The next dish was a relaxing bowl of a single piece of monchong in ginger broth. Thin strings of daikon and baby bok choi added to the dish. Each flavor was so distinct, one could easily taste the small dot of ume floated on top of the dish.

Ahi poke received a makeover with the next course. The ahi was presented plain with a side dipping sauce of shoyu with mountain potato, green onion, radish sprouts, slivered daikon and asparagus slices. When poured and mixed with the ahi, the potato, daikon and asparagus brought a delightful crunch to a usually entirely squishy dish. It was quite wonderful.

An entree of braised beef, pork and lotus root patty was one of the most substantial dishes but also my least favorite. It was engulfed with clam broth and flavorless yuba, or soy bean paper.

The next dish made up for it — delicious smoky grilled eggplant gelee in a crunchy sauce of pulverized dried shrimp of the sort used frequently in Chinese cooking, topped with okra. This was my favorite dish, so much so, I devoured it before I could take a photo.

Closing the meal was a simple dish of uku, or gray snapper, chazuke with nori and pearls of micro arare. On the side was a delicious kinpira of slivered beets, and tsukemono with small squares of konbu that had been marinated in soy sauce and sake and pressed.

For those who need more drama at the end of the meal, dessert is an $8 add-on. May's offering was mound of lilikoi souffle accompanied by a petite almond macaron.

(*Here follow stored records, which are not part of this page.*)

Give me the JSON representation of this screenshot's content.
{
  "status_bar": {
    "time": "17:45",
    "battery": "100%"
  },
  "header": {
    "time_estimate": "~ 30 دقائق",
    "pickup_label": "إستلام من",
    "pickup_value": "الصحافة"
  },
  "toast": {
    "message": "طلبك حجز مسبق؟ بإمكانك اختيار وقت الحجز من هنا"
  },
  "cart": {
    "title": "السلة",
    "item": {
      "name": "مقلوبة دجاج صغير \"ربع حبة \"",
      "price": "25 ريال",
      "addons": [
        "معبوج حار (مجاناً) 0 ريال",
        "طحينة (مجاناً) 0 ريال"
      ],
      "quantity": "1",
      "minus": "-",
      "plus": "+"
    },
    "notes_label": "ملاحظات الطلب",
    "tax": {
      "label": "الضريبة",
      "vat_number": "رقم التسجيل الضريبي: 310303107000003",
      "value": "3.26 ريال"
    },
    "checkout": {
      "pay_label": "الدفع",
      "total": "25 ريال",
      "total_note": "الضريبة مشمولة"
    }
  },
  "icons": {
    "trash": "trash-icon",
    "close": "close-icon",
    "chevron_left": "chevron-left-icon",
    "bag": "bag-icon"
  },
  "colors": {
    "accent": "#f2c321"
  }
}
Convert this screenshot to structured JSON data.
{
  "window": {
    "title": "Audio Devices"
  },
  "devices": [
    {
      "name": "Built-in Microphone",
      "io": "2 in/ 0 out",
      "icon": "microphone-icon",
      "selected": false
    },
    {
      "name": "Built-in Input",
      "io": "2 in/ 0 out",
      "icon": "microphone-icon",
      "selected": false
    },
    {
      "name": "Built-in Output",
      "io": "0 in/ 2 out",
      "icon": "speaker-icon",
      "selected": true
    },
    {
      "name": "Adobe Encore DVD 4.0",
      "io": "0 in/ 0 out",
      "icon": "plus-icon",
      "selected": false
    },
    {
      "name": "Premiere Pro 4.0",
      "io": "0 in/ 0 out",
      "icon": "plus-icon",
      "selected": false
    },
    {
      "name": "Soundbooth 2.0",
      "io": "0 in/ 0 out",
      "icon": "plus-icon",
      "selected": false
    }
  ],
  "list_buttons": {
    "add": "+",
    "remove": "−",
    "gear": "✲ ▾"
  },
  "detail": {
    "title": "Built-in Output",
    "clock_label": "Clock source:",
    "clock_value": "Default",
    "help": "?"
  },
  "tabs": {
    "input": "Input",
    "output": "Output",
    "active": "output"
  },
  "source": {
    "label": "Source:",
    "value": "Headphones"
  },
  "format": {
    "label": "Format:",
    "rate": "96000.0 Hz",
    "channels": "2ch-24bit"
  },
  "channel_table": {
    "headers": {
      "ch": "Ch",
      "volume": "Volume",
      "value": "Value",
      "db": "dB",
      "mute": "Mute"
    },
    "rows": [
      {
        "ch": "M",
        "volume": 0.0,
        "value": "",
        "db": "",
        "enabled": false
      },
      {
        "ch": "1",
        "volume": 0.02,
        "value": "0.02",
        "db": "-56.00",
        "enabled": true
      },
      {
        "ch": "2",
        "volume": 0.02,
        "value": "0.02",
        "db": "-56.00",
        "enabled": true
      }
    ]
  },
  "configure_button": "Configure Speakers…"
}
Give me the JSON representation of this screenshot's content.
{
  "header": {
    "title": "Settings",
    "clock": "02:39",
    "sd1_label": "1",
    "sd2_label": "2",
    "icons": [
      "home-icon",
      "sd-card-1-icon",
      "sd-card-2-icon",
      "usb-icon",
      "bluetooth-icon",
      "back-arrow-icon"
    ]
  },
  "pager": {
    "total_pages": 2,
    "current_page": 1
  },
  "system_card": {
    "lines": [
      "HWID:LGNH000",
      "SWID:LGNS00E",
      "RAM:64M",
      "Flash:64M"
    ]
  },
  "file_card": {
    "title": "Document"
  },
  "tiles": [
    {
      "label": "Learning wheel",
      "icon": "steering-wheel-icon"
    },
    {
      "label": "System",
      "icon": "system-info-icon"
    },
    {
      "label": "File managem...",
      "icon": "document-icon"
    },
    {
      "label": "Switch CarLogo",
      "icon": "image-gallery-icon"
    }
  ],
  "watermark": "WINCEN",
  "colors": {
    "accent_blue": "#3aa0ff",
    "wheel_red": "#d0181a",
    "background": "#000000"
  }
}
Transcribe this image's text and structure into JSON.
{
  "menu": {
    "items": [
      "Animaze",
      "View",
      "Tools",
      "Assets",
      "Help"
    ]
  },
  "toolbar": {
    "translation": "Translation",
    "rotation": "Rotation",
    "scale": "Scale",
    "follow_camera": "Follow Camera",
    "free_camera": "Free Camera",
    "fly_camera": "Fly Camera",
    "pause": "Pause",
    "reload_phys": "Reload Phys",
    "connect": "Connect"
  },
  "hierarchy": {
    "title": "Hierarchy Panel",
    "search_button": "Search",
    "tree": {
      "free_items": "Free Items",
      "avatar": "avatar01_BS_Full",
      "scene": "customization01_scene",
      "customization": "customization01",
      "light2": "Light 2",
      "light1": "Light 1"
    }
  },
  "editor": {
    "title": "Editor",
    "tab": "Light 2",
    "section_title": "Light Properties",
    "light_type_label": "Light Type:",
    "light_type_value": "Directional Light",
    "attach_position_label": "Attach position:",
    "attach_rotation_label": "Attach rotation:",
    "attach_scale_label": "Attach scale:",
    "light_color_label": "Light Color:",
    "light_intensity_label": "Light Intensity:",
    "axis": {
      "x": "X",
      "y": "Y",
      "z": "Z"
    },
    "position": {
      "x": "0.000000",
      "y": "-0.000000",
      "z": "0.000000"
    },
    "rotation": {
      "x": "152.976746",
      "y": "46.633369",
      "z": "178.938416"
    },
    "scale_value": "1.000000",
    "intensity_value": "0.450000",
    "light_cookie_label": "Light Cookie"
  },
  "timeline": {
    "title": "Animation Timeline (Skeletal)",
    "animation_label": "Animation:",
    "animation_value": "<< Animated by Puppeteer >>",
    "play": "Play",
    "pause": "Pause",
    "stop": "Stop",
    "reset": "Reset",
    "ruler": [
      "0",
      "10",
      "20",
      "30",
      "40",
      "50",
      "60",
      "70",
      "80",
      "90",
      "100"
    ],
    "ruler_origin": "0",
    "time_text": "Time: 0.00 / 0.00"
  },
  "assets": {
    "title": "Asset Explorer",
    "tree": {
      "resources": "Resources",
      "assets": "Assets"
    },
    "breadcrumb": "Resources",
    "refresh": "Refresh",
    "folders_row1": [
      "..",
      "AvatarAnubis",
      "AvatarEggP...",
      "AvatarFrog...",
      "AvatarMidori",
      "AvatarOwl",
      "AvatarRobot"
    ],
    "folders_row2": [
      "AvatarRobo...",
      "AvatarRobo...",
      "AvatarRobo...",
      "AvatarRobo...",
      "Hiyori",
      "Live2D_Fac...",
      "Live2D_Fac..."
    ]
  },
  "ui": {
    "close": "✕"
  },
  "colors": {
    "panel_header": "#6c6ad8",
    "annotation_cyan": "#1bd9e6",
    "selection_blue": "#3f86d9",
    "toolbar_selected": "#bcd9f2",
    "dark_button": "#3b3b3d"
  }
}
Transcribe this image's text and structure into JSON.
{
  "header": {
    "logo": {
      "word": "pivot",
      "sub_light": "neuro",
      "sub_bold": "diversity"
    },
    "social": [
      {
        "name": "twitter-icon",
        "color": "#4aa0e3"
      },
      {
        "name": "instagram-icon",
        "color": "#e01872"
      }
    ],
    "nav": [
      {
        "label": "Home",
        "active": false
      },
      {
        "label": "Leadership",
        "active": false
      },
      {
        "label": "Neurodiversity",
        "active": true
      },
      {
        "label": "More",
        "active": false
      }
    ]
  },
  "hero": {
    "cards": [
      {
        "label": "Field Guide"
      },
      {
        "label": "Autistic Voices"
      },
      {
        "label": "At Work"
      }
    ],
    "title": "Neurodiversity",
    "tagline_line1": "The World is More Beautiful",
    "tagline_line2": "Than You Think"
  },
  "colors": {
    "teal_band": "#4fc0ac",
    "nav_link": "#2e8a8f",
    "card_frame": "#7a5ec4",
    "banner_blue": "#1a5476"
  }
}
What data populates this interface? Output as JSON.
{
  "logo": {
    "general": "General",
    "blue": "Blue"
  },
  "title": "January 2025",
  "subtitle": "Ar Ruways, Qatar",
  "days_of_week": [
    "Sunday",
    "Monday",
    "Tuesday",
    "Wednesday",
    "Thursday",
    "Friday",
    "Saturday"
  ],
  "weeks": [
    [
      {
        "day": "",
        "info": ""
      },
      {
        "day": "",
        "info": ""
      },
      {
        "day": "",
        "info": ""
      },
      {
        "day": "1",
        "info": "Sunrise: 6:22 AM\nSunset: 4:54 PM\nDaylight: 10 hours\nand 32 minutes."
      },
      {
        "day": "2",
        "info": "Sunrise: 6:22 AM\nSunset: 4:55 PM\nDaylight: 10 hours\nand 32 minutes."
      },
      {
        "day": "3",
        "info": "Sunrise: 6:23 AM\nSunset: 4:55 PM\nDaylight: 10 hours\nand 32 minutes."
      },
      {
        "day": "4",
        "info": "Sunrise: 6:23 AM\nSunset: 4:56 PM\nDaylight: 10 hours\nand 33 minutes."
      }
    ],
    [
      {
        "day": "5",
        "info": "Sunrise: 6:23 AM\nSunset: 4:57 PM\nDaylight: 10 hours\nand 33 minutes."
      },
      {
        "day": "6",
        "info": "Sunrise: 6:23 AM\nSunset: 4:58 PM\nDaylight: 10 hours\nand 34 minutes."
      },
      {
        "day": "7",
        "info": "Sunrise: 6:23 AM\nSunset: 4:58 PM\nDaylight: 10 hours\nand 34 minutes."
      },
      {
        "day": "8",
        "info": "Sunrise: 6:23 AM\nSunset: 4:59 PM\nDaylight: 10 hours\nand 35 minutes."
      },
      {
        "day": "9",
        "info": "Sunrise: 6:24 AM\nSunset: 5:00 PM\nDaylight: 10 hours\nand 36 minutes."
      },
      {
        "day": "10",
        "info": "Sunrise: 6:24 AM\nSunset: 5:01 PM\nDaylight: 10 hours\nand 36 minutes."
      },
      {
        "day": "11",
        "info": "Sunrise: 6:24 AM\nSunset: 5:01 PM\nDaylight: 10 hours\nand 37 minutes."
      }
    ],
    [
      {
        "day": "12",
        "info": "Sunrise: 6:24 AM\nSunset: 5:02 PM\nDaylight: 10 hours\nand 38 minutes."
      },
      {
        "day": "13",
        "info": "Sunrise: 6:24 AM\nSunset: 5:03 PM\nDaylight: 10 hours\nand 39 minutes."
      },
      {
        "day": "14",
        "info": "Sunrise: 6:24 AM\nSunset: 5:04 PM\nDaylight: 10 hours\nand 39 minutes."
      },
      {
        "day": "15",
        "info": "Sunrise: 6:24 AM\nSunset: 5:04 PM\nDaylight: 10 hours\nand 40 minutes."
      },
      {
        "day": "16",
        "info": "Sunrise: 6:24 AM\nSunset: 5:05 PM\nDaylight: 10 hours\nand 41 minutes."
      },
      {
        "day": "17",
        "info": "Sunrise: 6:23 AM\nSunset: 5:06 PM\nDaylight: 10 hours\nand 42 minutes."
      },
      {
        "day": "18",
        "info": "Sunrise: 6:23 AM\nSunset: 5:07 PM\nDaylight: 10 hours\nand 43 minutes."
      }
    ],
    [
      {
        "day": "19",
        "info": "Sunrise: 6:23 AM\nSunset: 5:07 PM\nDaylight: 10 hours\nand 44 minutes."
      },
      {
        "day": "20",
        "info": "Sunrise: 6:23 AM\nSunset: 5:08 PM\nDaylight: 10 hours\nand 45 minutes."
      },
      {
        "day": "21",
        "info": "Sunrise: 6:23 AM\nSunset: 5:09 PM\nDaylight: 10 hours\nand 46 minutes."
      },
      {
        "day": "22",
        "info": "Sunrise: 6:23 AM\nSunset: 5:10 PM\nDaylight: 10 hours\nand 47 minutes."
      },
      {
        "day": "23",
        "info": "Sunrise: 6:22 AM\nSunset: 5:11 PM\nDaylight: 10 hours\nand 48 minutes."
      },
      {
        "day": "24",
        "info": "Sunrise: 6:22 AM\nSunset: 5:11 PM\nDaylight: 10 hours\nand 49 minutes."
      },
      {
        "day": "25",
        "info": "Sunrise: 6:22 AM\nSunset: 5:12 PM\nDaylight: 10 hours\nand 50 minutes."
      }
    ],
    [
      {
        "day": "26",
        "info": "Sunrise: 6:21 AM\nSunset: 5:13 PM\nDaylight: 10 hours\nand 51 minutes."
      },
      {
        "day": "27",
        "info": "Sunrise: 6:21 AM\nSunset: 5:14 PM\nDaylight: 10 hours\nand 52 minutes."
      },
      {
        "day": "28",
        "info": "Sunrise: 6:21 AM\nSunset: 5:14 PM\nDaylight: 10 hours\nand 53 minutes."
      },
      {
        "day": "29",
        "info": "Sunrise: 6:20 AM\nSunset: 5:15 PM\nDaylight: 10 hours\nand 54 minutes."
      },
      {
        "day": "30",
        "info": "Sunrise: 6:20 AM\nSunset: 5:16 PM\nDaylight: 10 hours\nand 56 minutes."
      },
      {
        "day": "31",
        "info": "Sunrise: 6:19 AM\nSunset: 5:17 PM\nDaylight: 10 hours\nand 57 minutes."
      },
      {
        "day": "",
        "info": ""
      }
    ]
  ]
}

A finale of powdered matcha green tea sent early diners out the door on a happy note.

Ceramics on display.
Nadine Kam's restaurant reviews are conducted anonymously and paid for by the Star-Advertiser.

Friday, May 13, 2011

He’eia Pier General Store & Deli hosts Sunday celebration

Nadine Kam photos
Chef Mark Noguchi, formerly of Chef Mavro’s and Town, will celebrate the grand opening of his He’eia Kea Pier General Store & Deli partnership on May 15.

Guests at the Blue Planet Foundation’s Solar Lounge event at Fishcake May 11 learned ways to live stylishly and sustainably with solar energy, while being treated to sustainable cuisine courtesy of the new He’eia Kea Pier General Store & Market, which is celebrating its grand opening at 2 p.m. May 15.

There will be a blessing by Pastor Toby from Windward Nazarene, and “small kine” pupu will be served.

It’s an endeavor started by Vertical Junkies and ex-Chef Mavro and Townie, chef Mark Noguchi, who are working closely with Mahuahua Ai o Hoi and He’eia Fishpond toward revitalizing the Kaneohe landmark with naturally productive kalo fields and other agricultural production, while raising awareness of sustainable food practices.

All dishes served at the event were sourced as close to the area as possible, including kalua pig smoked in Kaneohe, o’io and ahi from local fishermen, kalo comes from the Reppun lo'i, and ho’io from Mahuahua ‘Ai o Hoi.

Look for them at 46-499 Kamehameha Highway. Call 235-2192.

The Solar Lounge, at Fishcake.

Ho’io, or fern, salad was also on the menu.

O’io fishcake was also on the menu, as well as smoked kalua pig “inna blanket,” below.